IMPORTANCE: Physicians may be important sources of sexuality information and preventive services, and one-on-one confidential time during health maintenance visits is recommended to allow discussions of sexual development, behavior, and risk reduction. However, little is known about the occurrence and characteristics of physician-adolescent discussions about sexuality.
OBJECTIVE: To examine predictors of time spent discussing sexuality, level of adolescent participation, and physician and patient characteristics associated with sexuality discussions during health maintenance visits by early and middle adolescents.
DESIGN, SETTING AND PARTICIPANTS: Observational study of audio-recorded conversations between 253 adolescents (mean age, 14.3 years; 53 percent female; 40 white; 47 percent African American) and 49 physicians (82 percent pediatricians; 84 percent white; 65 percent female; mean age, 40.9 years; mean [SD] duration in practice, 11.8 [8.7] years) coded for sexuality content at 11 clinics (3 academic and 8 community based-practices) located throughout the Raleigh/Durham, North Carolina, area.
MAIN OUTCOMES AND MEASURES: Total time per visit during which sexuality issues were discussed.
RESULTS: One hundred sixty-five (65 percent) of all visits had some sexual content within it. The average time of sexuality talk was 36 seconds (35 percent 0 seconds; 30 percent 1-35 seconds; and 35 percent ≥ 36 seconds). Ordinal logistic regression (outcome of duration: 0, 1-35, or ≥ 36 seconds), adjusted for clustering of patients within physicians, found that female patients (odds ratio) [OR] = 2.58; 95 percent CI, 1.53-4.36), older patients (OR=1.37; 95 percent CI, 1.13-1.65), conversations with explicit confidentiality discussions (OR=4.33; 95 percent CI, 2.58-7.28), African American adolescents (OR=1.58; 95 percent CI, 1.01-2.48), and longer overall visit (OR=1.07; 95 percent CI, 1.03-1.11) were associated with more sexuality talk, and Asian physicians were associated with less sexuality talk (OR = 0.13; 95 percent CI, 0.08-0.20). In addition, the same significant associations between adolescent, physician, and visit characteristics were significantly associated with greater adolescent participation.

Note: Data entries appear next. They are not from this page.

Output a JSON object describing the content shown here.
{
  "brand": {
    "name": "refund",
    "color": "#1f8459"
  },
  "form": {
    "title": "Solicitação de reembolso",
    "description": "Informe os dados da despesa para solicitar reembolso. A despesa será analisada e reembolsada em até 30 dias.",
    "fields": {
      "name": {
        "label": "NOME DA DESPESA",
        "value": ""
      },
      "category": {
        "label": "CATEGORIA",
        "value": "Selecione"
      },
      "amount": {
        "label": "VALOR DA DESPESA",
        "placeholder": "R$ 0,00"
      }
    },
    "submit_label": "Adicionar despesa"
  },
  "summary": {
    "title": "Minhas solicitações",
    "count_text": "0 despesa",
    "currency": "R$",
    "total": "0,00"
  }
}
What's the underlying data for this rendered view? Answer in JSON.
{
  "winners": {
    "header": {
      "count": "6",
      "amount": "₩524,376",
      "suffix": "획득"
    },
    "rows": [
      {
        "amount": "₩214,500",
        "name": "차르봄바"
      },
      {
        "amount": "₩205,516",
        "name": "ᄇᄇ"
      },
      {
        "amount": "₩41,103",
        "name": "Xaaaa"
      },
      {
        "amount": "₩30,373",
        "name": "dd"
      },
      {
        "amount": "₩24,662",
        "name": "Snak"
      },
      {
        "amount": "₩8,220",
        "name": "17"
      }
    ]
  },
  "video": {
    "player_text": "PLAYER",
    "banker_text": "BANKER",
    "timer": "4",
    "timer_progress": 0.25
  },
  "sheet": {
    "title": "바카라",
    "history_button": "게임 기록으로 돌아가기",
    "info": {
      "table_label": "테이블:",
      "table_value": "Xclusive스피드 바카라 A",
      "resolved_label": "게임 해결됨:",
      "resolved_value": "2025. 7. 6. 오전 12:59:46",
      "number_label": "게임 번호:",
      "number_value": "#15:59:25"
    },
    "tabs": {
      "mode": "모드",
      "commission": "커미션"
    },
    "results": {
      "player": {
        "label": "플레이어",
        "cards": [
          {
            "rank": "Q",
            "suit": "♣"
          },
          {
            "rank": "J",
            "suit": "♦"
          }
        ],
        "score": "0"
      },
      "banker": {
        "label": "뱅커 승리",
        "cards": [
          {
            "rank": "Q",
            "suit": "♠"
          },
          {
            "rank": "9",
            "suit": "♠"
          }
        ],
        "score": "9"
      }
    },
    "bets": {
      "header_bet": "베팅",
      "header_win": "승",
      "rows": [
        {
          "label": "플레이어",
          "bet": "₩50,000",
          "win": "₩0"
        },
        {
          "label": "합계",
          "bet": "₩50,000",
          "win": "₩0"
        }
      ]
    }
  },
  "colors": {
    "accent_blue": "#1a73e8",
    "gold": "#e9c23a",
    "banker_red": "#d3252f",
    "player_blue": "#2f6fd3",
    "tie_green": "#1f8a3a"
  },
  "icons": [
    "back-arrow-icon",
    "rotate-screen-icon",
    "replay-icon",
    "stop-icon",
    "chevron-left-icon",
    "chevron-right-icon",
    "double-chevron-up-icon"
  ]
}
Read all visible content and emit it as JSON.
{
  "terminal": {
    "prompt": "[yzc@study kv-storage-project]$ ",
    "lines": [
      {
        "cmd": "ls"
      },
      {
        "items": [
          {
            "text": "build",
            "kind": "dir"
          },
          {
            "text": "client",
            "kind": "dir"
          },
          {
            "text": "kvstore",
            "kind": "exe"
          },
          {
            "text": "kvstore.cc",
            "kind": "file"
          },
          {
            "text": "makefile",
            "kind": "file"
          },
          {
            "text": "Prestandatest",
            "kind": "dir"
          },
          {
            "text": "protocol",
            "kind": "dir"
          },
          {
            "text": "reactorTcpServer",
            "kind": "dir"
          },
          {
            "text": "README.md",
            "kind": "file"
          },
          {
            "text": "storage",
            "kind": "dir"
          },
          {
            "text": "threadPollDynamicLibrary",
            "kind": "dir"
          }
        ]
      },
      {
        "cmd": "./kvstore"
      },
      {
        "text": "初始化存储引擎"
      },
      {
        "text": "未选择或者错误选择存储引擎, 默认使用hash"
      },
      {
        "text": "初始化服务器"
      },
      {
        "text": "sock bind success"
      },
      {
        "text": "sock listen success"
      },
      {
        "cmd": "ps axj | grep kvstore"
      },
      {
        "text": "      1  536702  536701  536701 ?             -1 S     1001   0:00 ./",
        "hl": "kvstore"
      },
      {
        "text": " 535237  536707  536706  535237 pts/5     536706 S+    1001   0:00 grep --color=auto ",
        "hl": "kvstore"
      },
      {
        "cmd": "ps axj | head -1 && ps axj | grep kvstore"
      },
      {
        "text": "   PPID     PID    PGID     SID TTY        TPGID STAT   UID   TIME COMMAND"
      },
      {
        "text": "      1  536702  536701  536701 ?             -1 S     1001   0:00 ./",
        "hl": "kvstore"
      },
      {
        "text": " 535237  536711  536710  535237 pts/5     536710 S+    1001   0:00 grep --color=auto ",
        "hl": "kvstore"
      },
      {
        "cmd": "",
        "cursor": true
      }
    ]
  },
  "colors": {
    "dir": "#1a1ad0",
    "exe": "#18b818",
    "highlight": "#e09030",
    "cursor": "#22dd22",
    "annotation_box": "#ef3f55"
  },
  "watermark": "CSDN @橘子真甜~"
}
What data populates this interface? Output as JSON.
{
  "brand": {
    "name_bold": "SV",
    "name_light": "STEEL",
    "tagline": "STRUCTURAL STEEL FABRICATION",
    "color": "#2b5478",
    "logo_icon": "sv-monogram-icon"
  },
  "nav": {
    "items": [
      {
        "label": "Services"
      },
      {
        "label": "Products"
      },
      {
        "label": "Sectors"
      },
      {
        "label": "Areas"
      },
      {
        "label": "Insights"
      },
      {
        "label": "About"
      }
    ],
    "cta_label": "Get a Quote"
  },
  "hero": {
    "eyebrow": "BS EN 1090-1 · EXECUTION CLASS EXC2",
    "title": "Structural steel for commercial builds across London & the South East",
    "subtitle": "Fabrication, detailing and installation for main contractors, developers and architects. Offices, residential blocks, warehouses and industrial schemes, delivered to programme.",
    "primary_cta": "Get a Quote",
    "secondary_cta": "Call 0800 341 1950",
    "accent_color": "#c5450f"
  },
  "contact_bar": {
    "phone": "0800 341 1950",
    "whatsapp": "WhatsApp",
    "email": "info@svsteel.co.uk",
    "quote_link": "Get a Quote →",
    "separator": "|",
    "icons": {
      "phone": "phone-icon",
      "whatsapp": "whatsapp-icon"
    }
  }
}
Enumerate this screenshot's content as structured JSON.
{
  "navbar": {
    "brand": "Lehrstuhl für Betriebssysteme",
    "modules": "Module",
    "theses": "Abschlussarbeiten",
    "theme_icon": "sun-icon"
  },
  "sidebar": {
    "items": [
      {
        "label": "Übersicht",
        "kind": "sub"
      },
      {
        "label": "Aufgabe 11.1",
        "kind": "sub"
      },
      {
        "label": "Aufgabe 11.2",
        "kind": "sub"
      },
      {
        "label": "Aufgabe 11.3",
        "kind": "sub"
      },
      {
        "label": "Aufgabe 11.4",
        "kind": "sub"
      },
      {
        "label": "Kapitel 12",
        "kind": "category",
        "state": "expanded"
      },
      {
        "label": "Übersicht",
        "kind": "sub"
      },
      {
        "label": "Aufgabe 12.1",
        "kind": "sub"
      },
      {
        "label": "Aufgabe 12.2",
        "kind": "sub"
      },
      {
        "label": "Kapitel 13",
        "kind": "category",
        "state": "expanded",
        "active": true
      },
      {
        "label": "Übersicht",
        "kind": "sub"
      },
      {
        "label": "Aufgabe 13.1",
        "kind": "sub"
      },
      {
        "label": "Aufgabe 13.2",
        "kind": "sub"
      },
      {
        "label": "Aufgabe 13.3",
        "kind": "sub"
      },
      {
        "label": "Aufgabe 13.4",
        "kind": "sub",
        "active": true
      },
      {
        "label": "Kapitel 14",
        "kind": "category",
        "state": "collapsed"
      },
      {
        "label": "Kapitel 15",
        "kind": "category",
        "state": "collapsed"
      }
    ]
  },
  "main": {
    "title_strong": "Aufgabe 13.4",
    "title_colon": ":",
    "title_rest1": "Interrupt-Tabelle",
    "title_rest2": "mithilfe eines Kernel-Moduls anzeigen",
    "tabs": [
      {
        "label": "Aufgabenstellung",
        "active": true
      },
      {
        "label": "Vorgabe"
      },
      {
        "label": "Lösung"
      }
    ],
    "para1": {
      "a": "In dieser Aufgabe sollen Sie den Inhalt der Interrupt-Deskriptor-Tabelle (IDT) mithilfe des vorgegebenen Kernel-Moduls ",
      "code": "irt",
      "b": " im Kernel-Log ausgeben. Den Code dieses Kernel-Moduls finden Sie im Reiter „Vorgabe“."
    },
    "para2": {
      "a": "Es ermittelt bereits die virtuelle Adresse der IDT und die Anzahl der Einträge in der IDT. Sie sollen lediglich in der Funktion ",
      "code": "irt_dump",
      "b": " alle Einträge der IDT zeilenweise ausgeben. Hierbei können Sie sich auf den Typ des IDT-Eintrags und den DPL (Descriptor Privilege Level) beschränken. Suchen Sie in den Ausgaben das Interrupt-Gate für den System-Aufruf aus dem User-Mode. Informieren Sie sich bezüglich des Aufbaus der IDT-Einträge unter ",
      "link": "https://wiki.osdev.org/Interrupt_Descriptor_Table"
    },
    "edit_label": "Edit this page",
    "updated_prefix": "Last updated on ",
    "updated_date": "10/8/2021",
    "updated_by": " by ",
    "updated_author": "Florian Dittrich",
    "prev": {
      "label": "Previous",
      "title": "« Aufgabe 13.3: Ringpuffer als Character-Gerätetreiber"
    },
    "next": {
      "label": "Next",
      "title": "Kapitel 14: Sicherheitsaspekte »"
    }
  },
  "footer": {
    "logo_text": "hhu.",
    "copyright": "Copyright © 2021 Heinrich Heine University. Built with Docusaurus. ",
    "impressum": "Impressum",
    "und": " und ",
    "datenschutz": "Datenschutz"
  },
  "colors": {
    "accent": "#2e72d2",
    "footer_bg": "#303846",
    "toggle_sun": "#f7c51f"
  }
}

CONCLUSIONS AND RELEVANCE: Our study may be the first to directly observe sexuality talk between physicians and adolescents. We found that one-third of all adolescents had annual visits without any mention of sexuality issues; when sexuality talk occurred, it was brief. Research is needed to identify successful strategies physicians can use to engage adolescents in discussions about sexuality to help promote healthy sexual development and decisions making.